Threat assessment was originally developed by law enforcement to protect public figures, such as the president of the United States and foreign leaders. It then expanded to business and is widely used by corporations to prevent workplace violence.
Twenty years ago, the FBI and Secret Service recommended that threat assessment be used in schools. After participating in the FBI study of school shootings in 1999, I became intrigued by this idea. My colleagues and I worked with a group of educators to develop a threat assessment model for schools.
Not assassins and terrorists
Over the past 17 years we have refined our model, published a detailed manual, disseminated it to thousands of schools and conducted 11 studies of its effects. One of our key lessons learned is that threat assessment is a good prevention strategy, but that the particular situation of each school needs to be taken into account.
The traditional law enforcement approach to threat assessment is focused on assassins and terrorists, but when it comes to schools, the focus is primarily on kids, who make threats frequently when they are angry, upset or just trying to gain some attention. In our first study, for example, we found that the age group that makes the most threats to kill are elementary school students.
In almost all cases, students need counseling and discipline, not criminal charges. In school threat assessment, you must be careful not to overreact to student threats. The process must be calibrated to deal with kids, not adults.
Evaluating the evidence
In four studies, we have found that fewer than 1 percent of students seen for a threat assessment carry out their threats. There have been fights, but none of the hundreds of threats to kill, shoot or seriously injure someone was carried out. Furthermore, three controlled studies found that schools using threat assessment had less student aggression, such as bullying and fighting, than schools that did not use threat assessment.
My conclusion is that the rush to increase security measures should not overshadow measures that have been proven to prevent violence.
In order to reduce gun violence in American communities and schools, policymakers and school leaders should adopt a threat assessment approach. This is a tool that, if properly adapted to the school setting, will not stigmatize or punish minor misbehavior but will allow schools to identify those students who are in need of mental health services and other support.

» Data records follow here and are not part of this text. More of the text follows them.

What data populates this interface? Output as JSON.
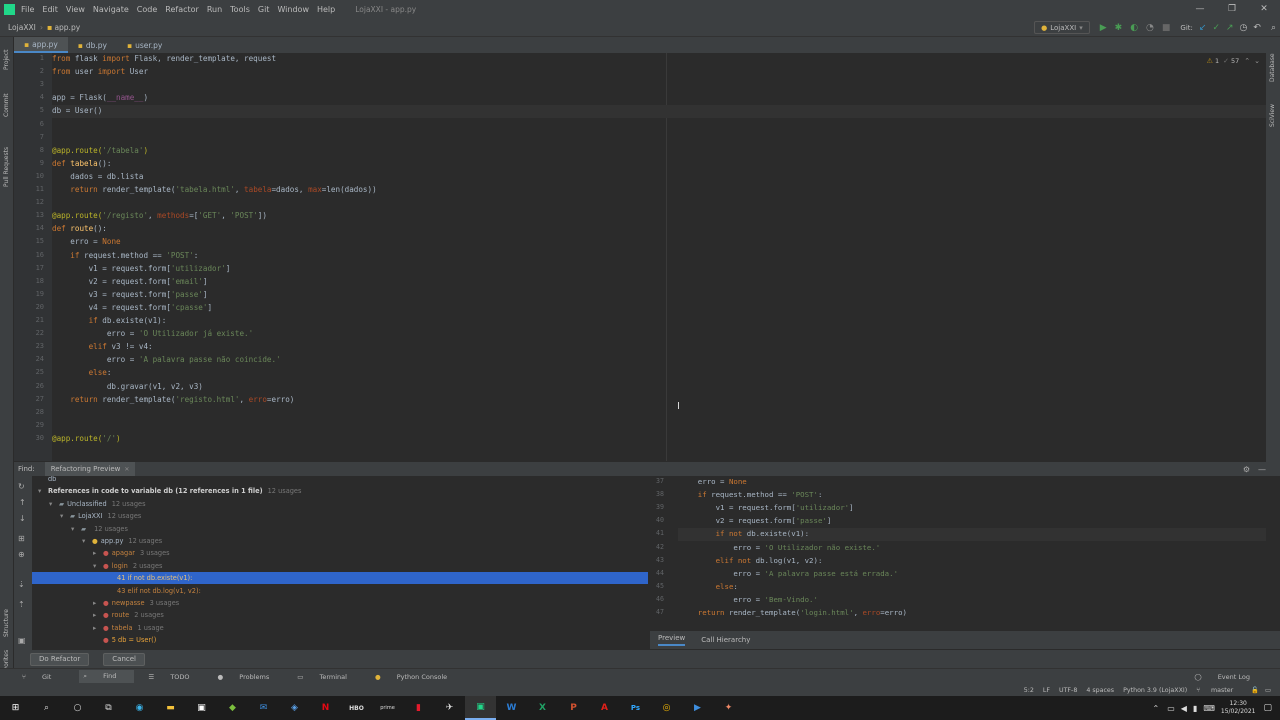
{
  "menu": [
    "File",
    "Edit",
    "View",
    "Navigate",
    "Code",
    "Refactor",
    "Run",
    "Tools",
    "Git",
    "Window",
    "Help"
  ],
  "window_title": "LojaXXI - app.py",
  "breadcrumb": {
    "project": "LojaXXI",
    "file": "app.py"
  },
  "run_config": "LojaXXI",
  "git_label": "Git:",
  "tabs": [
    "app.py",
    "db.py",
    "user.py"
  ],
  "inspections": {
    "warnings": "1",
    "weak_warnings": "57"
  },
  "editor": {
    "line_numbers": [
      "1",
      "2",
      "3",
      "4",
      "5",
      "6",
      "7",
      "8",
      "9",
      "10",
      "11",
      "12",
      "13",
      "14",
      "15",
      "16",
      "17",
      "18",
      "19",
      "20",
      "21",
      "22",
      "23",
      "24",
      "25",
      "26",
      "27",
      "28",
      "29",
      "30"
    ]
  },
  "code_lines": [
    [
      [
        "kw",
        "from "
      ],
      [
        "",
        "flask "
      ],
      [
        "kw",
        "import "
      ],
      [
        "",
        "Flask, render_template, request"
      ]
    ],
    [
      [
        "kw",
        "from "
      ],
      [
        "",
        "user "
      ],
      [
        "kw",
        "import "
      ],
      [
        "",
        "User"
      ]
    ],
    [],
    [
      [
        "",
        "app = Flask("
      ],
      [
        "sf",
        "__name__"
      ],
      [
        "",
        ")"
      ]
    ],
    [
      [
        "",
        "db = User()"
      ]
    ],
    [],
    [],
    [
      [
        "dec",
        "@app.route("
      ],
      [
        "st",
        "'/tabela'"
      ],
      [
        "dec",
        ")"
      ]
    ],
    [
      [
        "kw",
        "def "
      ],
      [
        "fn",
        "tabela"
      ],
      [
        "",
        "():"
      ]
    ],
    [
      [
        "",
        "    dados = db.lista"
      ]
    ],
    [
      [
        "kw",
        "    return "
      ],
      [
        "",
        "render_template("
      ],
      [
        "st",
        "'tabela.html'"
      ],
      [
        "",
        ", "
      ],
      [
        "nm",
        "tabela"
      ],
      [
        "",
        "=dados, "
      ],
      [
        "nm",
        "max"
      ],
      [
        "",
        "=len(dados))"
      ]
    ],
    [],
    [
      [
        "dec",
        "@app.route("
      ],
      [
        "st",
        "'/registo'"
      ],
      [
        "",
        ", "
      ],
      [
        "nm",
        "methods"
      ],
      [
        "",
        "=["
      ],
      [
        "st",
        "'GET'"
      ],
      [
        "",
        ", "
      ],
      [
        "st",
        "'POST'"
      ],
      [
        "",
        "])"
      ]
    ],
    [
      [
        "kw",
        "def "
      ],
      [
        "fn",
        "route"
      ],
      [
        "",
        "():"
      ]
    ],
    [
      [
        "",
        "    erro = "
      ],
      [
        "kw",
        "None"
      ]
    ],
    [
      [
        "kw",
        "    if "
      ],
      [
        "",
        "request.method == "
      ],
      [
        "st",
        "'POST'"
      ],
      [
        "",
        ":"
      ]
    ],
    [
      [
        "",
        "        v1 = request.form["
      ],
      [
        "st",
        "'utilizador'"
      ],
      [
        "",
        "]"
      ]
    ],
    [
      [
        "",
        "        v2 = request.form["
      ],
      [
        "st",
        "'email'"
      ],
      [
        "",
        "]"
      ]
    ],
    [
      [
        "",
        "        v3 = request.form["
      ],
      [
        "st",
        "'passe'"
      ],
      [
        "",
        "]"
      ]
    ],
    [
      [
        "",
        "        v4 = request.form["
      ],
      [
        "st",
        "'cpasse'"
      ],
      [
        "",
        "]"
      ]
    ],
    [
      [
        "kw",
        "        if "
      ],
      [
        "",
        "db.existe(v1):"
      ]
    ],
    [
      [
        "",
        "            erro = "
      ],
      [
        "st",
        "'O Utilizador já existe.'"
      ]
    ],
    [
      [
        "kw",
        "        elif "
      ],
      [
        "",
        "v3 != v4:"
      ]
    ],
    [
      [
        "",
        "            erro = "
      ],
      [
        "st",
        "'A palavra passe não coincide.'"
      ]
    ],
    [
      [
        "kw",
        "        else"
      ],
      [
        "",
        ":"
      ]
    ],
    [
      [
        "",
        "            db.gravar(v1, v2, v3)"
      ]
    ],
    [
      [
        "kw",
        "    return "
      ],
      [
        "",
        "render_template("
      ],
      [
        "st",
        "'registo.html'"
      ],
      [
        "",
        ", "
      ],
      [
        "nm",
        "erro"
      ],
      [
        "",
        "=erro)"
      ]
    ],
    [],
    [],
    [
      [
        "dec",
        "@app.route("
      ],
      [
        "st",
        "'/'"
      ],
      [
        "dec",
        ")"
      ]
    ]
  ],
  "find": {
    "label": "Find:",
    "tab": "Refactoring Preview",
    "tree": [
      {
        "text": "db",
        "count": "",
        "indent": 0
      },
      {
        "text": "References in code to variable db (12 references in 1 file)",
        "count": "12 usages",
        "indent": 0
      },
      {
        "text": "Unclassified",
        "count": "12 usages",
        "indent": 1
      },
      {
        "text": "LojaXXI",
        "count": "12 usages",
        "indent": 2
      },
      {
        "text": "",
        "count": "12 usages",
        "indent": 3
      },
      {
        "text": "app.py",
        "count": "12 usages",
        "indent": 4
      },
      {
        "text": "apagar",
        "count": "3 usages",
        "indent": 5
      },
      {
        "text": "login",
        "count": "2 usages",
        "indent": 5
      },
      {
        "text": "41 if not db.existe(v1):",
        "count": "",
        "indent": 6
      },
      {
        "text": "43 elif not db.log(v1, v2):",
        "count": "",
        "indent": 6
      },
      {
        "text": "newpasse",
        "count": "3 usages",
        "indent": 5
      },
      {
        "text": "route",
        "count": "2 usages",
        "indent": 5
      },
      {
        "text": "tabela",
        "count": "1 usage",
        "indent": 5
      },
      {
        "text": "5 db = User()",
        "count": "",
        "indent": 5
      }
    ],
    "preview_line_numbers": [
      "37",
      "38",
      "39",
      "40",
      "41",
      "42",
      "43",
      "44",
      "45",
      "46",
      "47"
    ],
    "preview_lines": [
      [
        [
          "",
          "    erro = "
        ],
        [
          "kw",
          "None"
        ]
      ],
      [
        [
          "kw",
          "    if "
        ],
        [
          "",
          "request.method == "
        ],
        [
          "st",
          "'POST'"
        ],
        [
          "",
          ":"
        ]
      ],
      [
        [
          "",
          "        v1 = request.form["
        ],
        [
          "st",
          "'utilizador'"
        ],
        [
          "",
          "]"
        ]
      ],
      [
        [
          "",
          "        v2 = request.form["
        ],
        [
          "st",
          "'passe'"
        ],
        [
          "",
          "]"
        ]
      ],
      [
        [
          "kw",
          "        if not "
        ],
        [
          "",
          "db.existe(v1):"
        ]
      ],
      [
        [
          "",
          "            erro = "
        ],
        [
          "st",
          "'O Utilizador não existe.'"
        ]
      ],
      [
        [
          "kw",
          "        elif not "
        ],
        [
          "",
          "db.log(v1, v2):"
        ]
      ],
      [
        [
          "",
          "            erro = "
        ],
        [
          "st",
          "'A palavra passe está errada.'"
        ]
      ],
      [
        [
          "kw",
          "        else"
        ],
        [
          "",
          ":"
        ]
      ],
      [
        [
          "",
          "            erro = "
        ],
        [
          "st",
          "'Bem-Vindo.'"
        ]
      ],
      [
        [
          "kw",
          "    return "
        ],
        [
          "",
          "render_template("
        ],
        [
          "st",
          "'login.html'"
        ],
        [
          "",
          ", "
        ],
        [
          "nm",
          "erro"
        ],
        [
          "",
          "=erro)"
        ]
      ]
    ],
    "preview_tabs": [
      "Preview",
      "Call Hierarchy"
    ],
    "do_refactor": "Do Refactor",
    "cancel": "Cancel"
  },
  "bottom_tools": [
    "Git",
    "Find",
    "TODO",
    "Problems",
    "Terminal",
    "Python Console"
  ],
  "event_log": "Event Log",
  "status": {
    "position": "5:2",
    "line_sep": "LF",
    "encoding": "UTF-8",
    "indent": "4 spaces",
    "interpreter": "Python 3.9 (LojaXXI)",
    "branch": "master"
  },
  "clock": {
    "time": "12:30",
    "date": "15/02/2021"
  }
}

And critically, in the small number of very serious threats, schools can recognize the danger, collaborate with law enforcement and keep schools safe.